INSTRUCTIONS TO FOLLOW: Go through the records below line by line, counting those that contain the word "Raysoft"; answer with the count only.

Website and app data records:
■ ■ ■ ■ ■
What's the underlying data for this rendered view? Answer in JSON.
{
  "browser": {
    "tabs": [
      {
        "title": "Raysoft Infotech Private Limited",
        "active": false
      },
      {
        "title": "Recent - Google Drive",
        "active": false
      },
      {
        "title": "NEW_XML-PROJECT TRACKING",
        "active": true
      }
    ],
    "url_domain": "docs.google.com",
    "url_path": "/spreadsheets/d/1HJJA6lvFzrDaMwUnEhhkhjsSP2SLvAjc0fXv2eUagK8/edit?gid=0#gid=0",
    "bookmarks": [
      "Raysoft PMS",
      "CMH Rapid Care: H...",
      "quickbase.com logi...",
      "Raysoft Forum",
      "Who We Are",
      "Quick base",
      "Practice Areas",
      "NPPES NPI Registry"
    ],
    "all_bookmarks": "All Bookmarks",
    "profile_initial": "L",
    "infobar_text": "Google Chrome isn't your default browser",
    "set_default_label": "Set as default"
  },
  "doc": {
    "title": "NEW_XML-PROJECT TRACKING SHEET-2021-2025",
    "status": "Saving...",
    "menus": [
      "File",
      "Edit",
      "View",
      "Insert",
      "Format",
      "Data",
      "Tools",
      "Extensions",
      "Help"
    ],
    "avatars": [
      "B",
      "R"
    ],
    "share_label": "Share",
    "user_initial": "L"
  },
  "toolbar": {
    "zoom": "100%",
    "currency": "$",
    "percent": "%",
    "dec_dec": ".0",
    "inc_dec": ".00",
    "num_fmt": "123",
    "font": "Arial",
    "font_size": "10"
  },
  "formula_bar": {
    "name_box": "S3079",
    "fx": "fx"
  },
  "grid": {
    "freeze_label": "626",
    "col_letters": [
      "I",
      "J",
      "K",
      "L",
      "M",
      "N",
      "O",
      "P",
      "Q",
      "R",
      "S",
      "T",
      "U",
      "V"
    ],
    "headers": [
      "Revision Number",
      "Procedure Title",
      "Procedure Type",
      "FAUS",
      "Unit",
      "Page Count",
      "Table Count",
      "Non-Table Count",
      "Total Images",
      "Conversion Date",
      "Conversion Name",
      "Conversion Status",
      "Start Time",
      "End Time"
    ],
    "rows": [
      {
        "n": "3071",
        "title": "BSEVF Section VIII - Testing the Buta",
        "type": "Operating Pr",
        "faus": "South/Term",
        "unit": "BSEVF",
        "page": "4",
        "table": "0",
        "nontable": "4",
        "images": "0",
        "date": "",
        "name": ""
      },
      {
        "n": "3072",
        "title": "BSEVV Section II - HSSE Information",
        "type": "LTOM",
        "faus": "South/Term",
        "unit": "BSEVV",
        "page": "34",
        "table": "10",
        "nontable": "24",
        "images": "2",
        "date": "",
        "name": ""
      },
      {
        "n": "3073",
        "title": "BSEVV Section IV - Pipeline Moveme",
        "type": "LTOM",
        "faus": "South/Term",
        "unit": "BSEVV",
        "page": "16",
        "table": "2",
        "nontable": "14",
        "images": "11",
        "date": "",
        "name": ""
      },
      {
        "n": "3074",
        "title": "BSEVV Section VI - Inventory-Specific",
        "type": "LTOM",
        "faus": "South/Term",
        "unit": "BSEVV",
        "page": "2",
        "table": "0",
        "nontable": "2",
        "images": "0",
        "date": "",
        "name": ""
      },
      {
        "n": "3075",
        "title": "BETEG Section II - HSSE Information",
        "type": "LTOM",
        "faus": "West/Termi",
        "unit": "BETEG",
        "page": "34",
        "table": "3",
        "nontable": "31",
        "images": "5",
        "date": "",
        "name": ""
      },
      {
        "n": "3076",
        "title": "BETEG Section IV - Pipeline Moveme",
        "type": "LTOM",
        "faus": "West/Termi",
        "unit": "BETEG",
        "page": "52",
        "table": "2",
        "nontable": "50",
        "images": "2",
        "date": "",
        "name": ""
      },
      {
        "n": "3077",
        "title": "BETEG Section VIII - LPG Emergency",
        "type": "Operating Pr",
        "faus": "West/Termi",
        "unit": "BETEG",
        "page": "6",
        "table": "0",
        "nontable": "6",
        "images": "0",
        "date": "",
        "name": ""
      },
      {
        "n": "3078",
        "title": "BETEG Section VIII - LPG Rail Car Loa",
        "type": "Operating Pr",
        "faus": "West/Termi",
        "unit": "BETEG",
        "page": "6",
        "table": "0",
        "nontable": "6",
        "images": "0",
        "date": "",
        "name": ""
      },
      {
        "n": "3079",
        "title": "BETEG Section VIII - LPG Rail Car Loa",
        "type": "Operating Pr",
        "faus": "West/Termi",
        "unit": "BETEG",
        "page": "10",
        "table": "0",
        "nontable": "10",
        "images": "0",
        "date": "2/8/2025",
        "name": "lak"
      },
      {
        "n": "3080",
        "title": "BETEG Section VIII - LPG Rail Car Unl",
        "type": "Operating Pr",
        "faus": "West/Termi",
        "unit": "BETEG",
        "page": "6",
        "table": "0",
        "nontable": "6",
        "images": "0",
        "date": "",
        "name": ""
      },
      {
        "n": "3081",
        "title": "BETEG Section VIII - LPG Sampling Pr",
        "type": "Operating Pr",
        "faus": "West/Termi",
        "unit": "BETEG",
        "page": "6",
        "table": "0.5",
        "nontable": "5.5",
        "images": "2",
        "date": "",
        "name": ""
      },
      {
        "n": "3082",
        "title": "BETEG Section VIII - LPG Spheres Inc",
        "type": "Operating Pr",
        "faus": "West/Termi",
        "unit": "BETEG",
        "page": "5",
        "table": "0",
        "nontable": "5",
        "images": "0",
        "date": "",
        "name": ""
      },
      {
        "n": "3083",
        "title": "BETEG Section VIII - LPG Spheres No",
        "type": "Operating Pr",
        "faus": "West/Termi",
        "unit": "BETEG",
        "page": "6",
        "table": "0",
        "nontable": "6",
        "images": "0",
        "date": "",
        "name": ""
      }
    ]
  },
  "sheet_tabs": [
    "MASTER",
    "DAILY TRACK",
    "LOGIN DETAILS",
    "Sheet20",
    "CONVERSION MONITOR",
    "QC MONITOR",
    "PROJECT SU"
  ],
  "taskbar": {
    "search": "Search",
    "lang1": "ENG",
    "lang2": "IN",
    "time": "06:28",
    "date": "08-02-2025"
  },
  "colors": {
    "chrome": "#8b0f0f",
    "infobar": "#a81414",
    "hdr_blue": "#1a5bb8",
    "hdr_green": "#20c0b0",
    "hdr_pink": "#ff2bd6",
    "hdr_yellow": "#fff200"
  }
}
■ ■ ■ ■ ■
EXERCISE OUTPUT: 3